The Debate, Climate Change and the Shift Toward Electric Vehicles

This article was originally published by U.S. News & World Report on October 23, 2020

CLIMATE CHANGE MADE IT onto the agenda for Thursday night's debate, with the candidates sparring over the oil industry, fracking and the Green New Deal.

After calling global warming an "existential threat to humanity," Vice President Joe Biden reiterated, among other plans, his initiative to invest in electric-vehicle charging stations along U.S. highways.

"We're going to invest in 50,000 charging stations on our highways so that we can own the electric car market of the future," Biden said.

During September's debate, however, both candidates showed enthusiasm about the future of electric vehicles, with President Donald Trump mentioning being "all for electric cars with big incentives," while responding to criticism of his emissions regulation rollbacks.

But the gradual shift toward electric vehicles has facilitated an increase in the national average fuel efficiency, which, in 1984 was 20 miles per gallon on average, and in 2019 was 26 miles per gallon – seeing the greatest shift since electric vehicles became prevalent in the past decade.

In 2019, around 727,000 electric vehicles were purchased, of the 17 million total light-duty vehicles sold that year, according to Bureau of Transportation Statistics data compiled by USAFacts. Three categories make up electric-drive vehicles: hybrid electric, plug-in hybrid electric and all-electric.

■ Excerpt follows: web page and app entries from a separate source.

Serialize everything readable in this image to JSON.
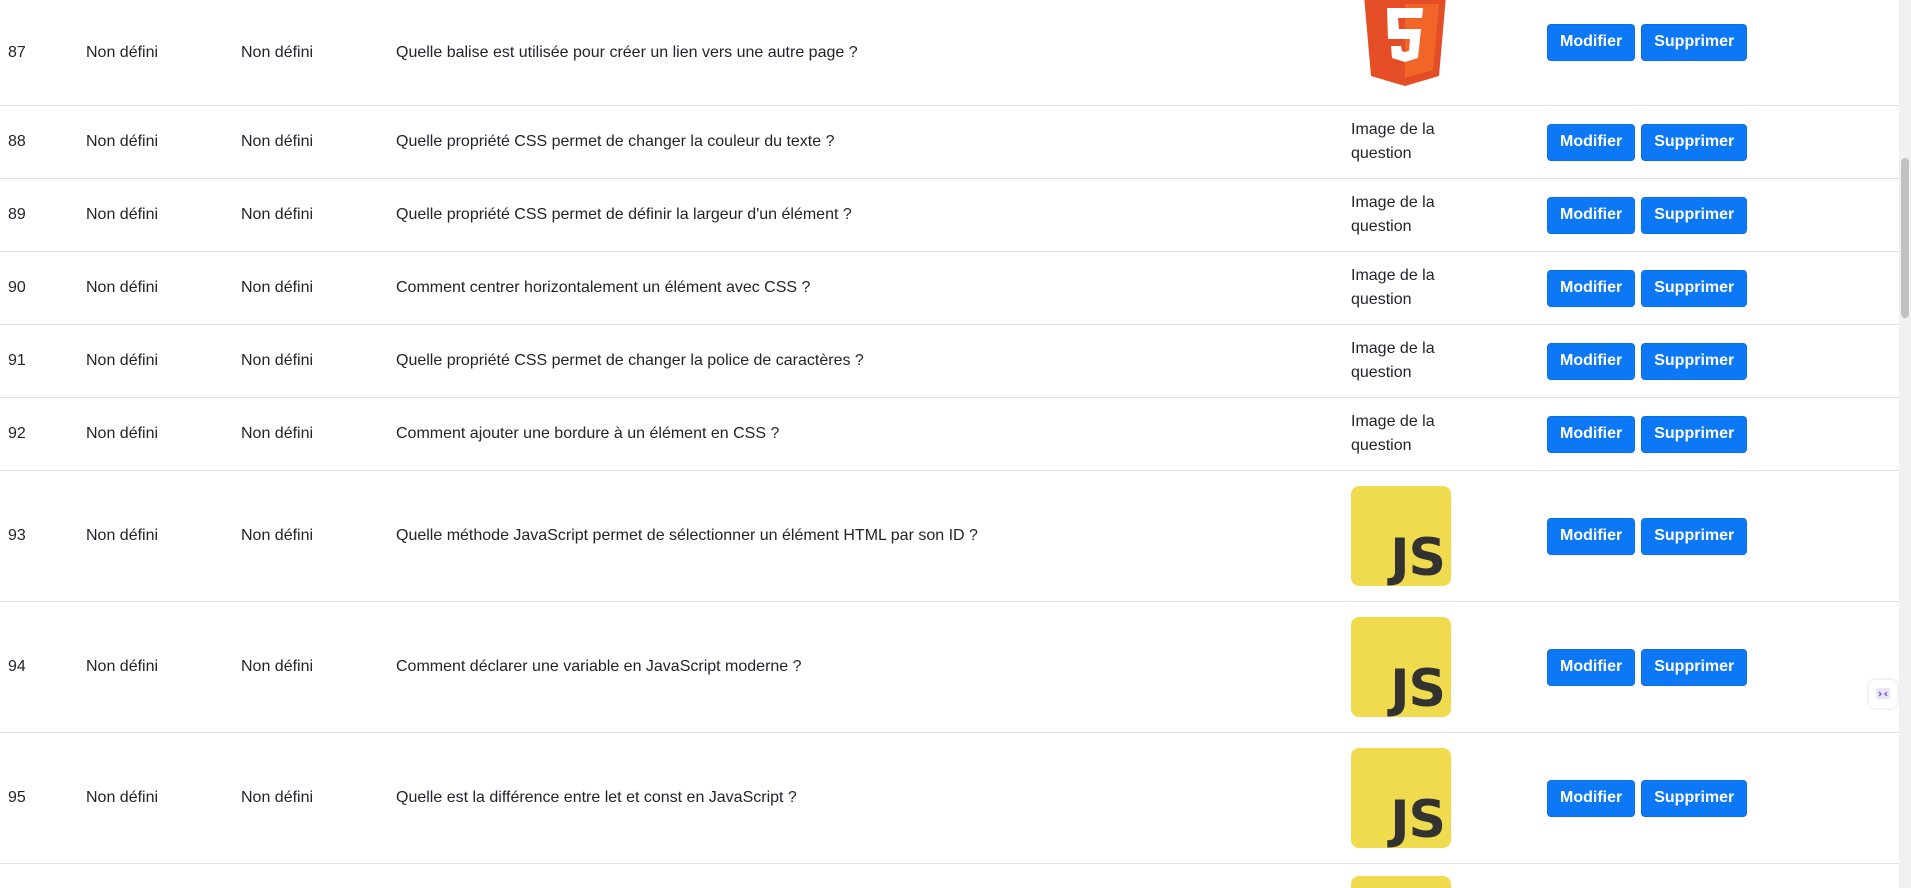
{
  "rows": [
    {
      "id": "87",
      "category": "Non défini",
      "difficulty": "Non défini",
      "question": "Quelle balise est utilisée pour créer un lien vers une autre page ?",
      "image": {
        "type": "html5-logo",
        "label": "5"
      }
    },
    {
      "id": "88",
      "category": "Non défini",
      "difficulty": "Non défini",
      "question": "Quelle propriété CSS permet de changer la couleur du texte ?",
      "image": {
        "type": "broken",
        "alt": "Image de la question"
      }
    },
    {
      "id": "89",
      "category": "Non défini",
      "difficulty": "Non défini",
      "question": "Quelle propriété CSS permet de définir la largeur d'un élément ?",
      "image": {
        "type": "broken",
        "alt": "Image de la question"
      }
    },
    {
      "id": "90",
      "category": "Non défini",
      "difficulty": "Non défini",
      "question": "Comment centrer horizontalement un élément avec CSS ?",
      "image": {
        "type": "broken",
        "alt": "Image de la question"
      }
    },
    {
      "id": "91",
      "category": "Non défini",
      "difficulty": "Non défini",
      "question": "Quelle propriété CSS permet de changer la police de caractères ?",
      "image": {
        "type": "broken",
        "alt": "Image de la question"
      }
    },
    {
      "id": "92",
      "category": "Non défini",
      "difficulty": "Non défini",
      "question": "Comment ajouter une bordure à un élément en CSS ?",
      "image": {
        "type": "broken",
        "alt": "Image de la question"
      }
    },
    {
      "id": "93",
      "category": "Non défini",
      "difficulty": "Non défini",
      "question": "Quelle méthode JavaScript permet de sélectionner un élément HTML par son ID ?",
      "image": {
        "type": "js-logo",
        "label": "JS"
      }
    },
    {
      "id": "94",
      "category": "Non défini",
      "difficulty": "Non défini",
      "question": "Comment déclarer une variable en JavaScript moderne ?",
      "image": {
        "type": "js-logo",
        "label": "JS"
      }
    },
    {
      "id": "95",
      "category": "Non défini",
      "difficulty": "Non défini",
      "question": "Quelle est la différence entre let et const en JavaScript ?",
      "image": {
        "type": "js-logo",
        "label": "JS"
      }
    }
  ],
  "actions": {
    "edit_label": "Modifier",
    "delete_label": "Supprimer"
  },
  "colors": {
    "button": "#0d78f5",
    "js_yellow": "#f0db4f",
    "html5_orange": "#e44d26"
  }
}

California saw nearly half of all-electric vehicle registrations, vehicles which run solely on electricity, in 2018, with 256,800, or 47% of the national total. Hawaii, Washington and Oregon saw the next highest registrations of all-electric vehicles per 100,000 people.

, Contributor